  • 3 rooms
  • 15,923 books
  • 37 periodicals
  • 4 daily newspapers
  • 429+ videos and DVDs
  • 1,915+ art slides
  • 42 online subscription databases
  • Special collections include
    • Heather Woods Poetry Corner
    • Patsy Margolis Jazz Collection
    • Harriet Harper Memorial Collection

List of 4 frequently asked questions.

  • Who was Aylett Cotton?

    Aylett Cotton was one of the founders of CSUS.  He was a prominent lawyer in San Mateo, a grandson of  both the Borels and the Bovets, both of whom had helped found the city.  His daughters and granddaughters attended CSUS and he was a lifelong trustee as well as an avid book collector and history buff. 
  • Why are the library’s rooms called Reference, Fiction and Folger?

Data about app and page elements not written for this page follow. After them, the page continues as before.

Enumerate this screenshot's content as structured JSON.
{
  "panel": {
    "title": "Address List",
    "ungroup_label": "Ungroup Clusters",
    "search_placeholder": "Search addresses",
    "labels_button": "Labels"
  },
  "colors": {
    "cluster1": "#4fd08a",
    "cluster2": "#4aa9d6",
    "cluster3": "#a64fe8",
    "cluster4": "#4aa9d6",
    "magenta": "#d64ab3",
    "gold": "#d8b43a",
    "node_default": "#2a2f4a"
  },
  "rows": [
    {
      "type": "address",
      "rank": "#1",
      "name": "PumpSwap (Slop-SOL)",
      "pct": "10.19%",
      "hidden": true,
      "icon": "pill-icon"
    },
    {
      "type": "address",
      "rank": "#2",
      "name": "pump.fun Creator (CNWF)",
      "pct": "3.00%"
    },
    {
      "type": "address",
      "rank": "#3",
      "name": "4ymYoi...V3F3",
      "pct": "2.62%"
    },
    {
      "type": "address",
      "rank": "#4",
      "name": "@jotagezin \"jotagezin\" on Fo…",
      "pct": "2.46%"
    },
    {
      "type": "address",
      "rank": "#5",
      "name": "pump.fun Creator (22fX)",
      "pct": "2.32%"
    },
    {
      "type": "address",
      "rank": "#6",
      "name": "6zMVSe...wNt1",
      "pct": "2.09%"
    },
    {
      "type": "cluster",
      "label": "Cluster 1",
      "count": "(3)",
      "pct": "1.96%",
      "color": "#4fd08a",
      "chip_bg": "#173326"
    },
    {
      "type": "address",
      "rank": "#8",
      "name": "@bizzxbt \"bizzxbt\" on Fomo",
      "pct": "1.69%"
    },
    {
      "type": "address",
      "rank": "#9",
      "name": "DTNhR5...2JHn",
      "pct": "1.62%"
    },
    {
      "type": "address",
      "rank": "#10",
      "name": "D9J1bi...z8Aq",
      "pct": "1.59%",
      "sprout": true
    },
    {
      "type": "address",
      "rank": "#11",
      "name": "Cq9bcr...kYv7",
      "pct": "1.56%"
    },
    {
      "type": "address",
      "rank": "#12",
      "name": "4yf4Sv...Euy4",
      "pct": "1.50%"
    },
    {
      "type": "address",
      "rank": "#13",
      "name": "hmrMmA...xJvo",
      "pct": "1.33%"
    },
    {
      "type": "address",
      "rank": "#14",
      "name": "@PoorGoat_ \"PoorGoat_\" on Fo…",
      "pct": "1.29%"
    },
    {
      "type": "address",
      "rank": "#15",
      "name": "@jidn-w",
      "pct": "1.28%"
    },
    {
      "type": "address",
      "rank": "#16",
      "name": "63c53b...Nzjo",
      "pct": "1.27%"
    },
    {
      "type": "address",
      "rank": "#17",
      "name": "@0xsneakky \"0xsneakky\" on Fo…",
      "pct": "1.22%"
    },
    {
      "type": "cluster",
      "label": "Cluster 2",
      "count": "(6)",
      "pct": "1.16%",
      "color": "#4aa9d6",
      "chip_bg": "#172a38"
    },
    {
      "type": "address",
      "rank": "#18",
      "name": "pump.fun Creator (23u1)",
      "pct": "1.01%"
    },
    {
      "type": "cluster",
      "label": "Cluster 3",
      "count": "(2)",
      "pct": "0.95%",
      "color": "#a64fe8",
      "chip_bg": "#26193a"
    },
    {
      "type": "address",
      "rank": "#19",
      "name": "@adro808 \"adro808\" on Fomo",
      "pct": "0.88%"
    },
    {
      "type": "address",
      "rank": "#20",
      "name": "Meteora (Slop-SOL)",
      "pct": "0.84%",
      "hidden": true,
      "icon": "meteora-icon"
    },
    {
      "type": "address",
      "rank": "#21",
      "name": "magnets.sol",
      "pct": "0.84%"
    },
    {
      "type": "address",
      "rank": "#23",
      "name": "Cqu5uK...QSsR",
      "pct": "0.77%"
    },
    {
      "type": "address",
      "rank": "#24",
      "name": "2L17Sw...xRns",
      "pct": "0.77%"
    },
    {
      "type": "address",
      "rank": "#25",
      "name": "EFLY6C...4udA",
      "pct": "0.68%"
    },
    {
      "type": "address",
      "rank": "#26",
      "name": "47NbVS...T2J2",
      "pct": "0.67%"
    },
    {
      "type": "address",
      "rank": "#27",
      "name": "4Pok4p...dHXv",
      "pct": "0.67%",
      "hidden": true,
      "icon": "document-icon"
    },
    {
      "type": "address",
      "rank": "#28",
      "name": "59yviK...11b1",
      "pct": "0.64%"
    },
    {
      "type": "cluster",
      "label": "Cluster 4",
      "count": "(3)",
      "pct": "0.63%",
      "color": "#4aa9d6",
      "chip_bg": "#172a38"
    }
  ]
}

    Reference = Once called the “L-shaped” room by early classes, the Reference Room is so named because the reference books (encyclopedias, dictionaries, almanacs, atlases, etc.) and the reference librarian are housed there.  Have a question?  Go to the Reference Room.

    Fiction = This room houses all of the novels and short stories, otherwise known as  fiction. 

    Folger = Named for Peter Folger, school trustee in the 1970s.  This room was remodeled  to honor him by his children, one of whom, Elizabeth, is a member of the Class of 1979.  Mr. Folger was also CEO of Folger’s Coffee.  A memorial bronze plaque can be found to the left of the doors leading out of the Folger Room toward the science wing.
  • Who lived in the Mansion when it was a home?

    The Uplands was built by architect Willis Polk for Charles Templeton Crocker, heir to railroad and bank money, and his bride, Helene Irwin. 
  • What were the library rooms used for when the mansion was a home?

    The Reference Room was the parlor of the home. Initially, it was decorated in splendid Louis XV style.  Mrs. Crocker entertained her guests here.

    The Fiction Room was the library of the home, complete with a nine foot red velvet sofa in front of the fireplace and reading lamps on every bookcase (the hidden plugs are still up there). It was wallpapered in Marseilles silk woven especially for the Crockers.  A sample of the original wallpaper hangs in a frame on the east wall of the room.

    The Folger Room was an open air loggia which was furnished with patio furniture and potted plants. The room was enclosed in the 1980s to add more space to the library without compromising the footprint of the Mansion.